> [What to produce]
Reproduce all of the data exactly as written.

[Excerpted records — start]

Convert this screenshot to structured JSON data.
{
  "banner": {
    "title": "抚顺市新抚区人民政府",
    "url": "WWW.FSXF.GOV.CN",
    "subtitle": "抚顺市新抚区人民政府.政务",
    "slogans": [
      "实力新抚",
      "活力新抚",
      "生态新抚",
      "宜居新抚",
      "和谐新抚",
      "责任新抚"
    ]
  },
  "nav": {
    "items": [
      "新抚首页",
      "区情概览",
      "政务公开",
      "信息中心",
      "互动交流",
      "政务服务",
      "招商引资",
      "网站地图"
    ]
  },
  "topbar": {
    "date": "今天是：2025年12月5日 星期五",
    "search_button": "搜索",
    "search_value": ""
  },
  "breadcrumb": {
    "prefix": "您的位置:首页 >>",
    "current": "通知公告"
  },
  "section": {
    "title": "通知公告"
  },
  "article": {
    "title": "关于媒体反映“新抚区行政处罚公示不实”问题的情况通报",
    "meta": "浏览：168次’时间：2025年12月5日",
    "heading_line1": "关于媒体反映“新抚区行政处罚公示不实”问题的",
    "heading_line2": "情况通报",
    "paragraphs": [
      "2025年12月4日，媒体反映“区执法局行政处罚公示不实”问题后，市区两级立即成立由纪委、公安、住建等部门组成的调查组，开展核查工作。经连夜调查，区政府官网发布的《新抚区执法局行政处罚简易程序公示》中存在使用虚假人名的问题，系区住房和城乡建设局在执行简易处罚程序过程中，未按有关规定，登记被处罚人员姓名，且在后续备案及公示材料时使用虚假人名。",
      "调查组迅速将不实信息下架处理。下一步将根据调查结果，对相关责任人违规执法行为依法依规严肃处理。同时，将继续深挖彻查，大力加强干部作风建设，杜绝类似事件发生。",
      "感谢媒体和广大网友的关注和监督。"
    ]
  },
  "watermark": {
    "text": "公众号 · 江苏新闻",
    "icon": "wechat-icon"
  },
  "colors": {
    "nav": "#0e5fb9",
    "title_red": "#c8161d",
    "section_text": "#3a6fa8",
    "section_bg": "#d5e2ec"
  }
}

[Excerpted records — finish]

> [Written response]
Convert this screenshot to structured JSON data.
{
  "banner": {
    "title": "抚顺市新抚区人民政府",
    "url": "WWW.FSXF.GOV.CN",
    "subtitle": "抚顺市新抚区人民政府.政务",
    "slogans": [
      "实力新抚",
      "活力新抚",
      "生态新抚",
      "宜居新抚",
      "和谐新抚",
      "责任新抚"
    ]
  },
  "nav": {
    "items": [
      "新抚首页",
      "区情概览",
      "政务公开",
      "信息中心",
      "互动交流",
      "政务服务",
      "招商引资",
      "网站地图"
    ]
  },
  "topbar": {
    "date": "今天是：2025年12月5日 星期五",
    "search_button": "搜索",
    "search_value": ""
  },
  "breadcrumb": {
    "prefix": "您的位置:首页 >>",
    "current": "通知公告"
  },
  "section": {
    "title": "通知公告"
  },
  "article": {
    "title": "关于媒体反映“新抚区行政处罚公示不实”问题的情况通报",
    "meta": "浏览：168次’时间：2025年12月5日",
    "heading_line1": "关于媒体反映“新抚区行政处罚公示不实”问题的",
    "heading_line2": "情况通报",
    "paragraphs": [
      "2025年12月4日，媒体反映“区执法局行政处罚公示不实”问题后，市区两级立即成立由纪委、公安、住建等部门组成的调查组，开展核查工作。经连夜调查，区政府官网发布的《新抚区执法局行政处罚简易程序公示》中存在使用虚假人名的问题，系区住房和城乡建设局在执行简易处罚程序过程中，未按有关规定，登记被处罚人员姓名，且在后续备案及公示材料时使用虚假人名。",
      "调查组迅速将不实信息下架处理。下一步将根据调查结果，对相关责任人违规执法行为依法依规严肃处理。同时，将继续深挖彻查，大力加强干部作风建设，杜绝类似事件发生。",
      "感谢媒体和广大网友的关注和监督。"
    ]
  },
  "watermark": {
    "text": "公众号 · 江苏新闻",
    "icon": "wechat-icon"
  },
  "colors": {
    "nav": "#0e5fb9",
    "title_red": "#c8161d",
    "section_text": "#3a6fa8",
    "section_bg": "#d5e2ec"
  }
}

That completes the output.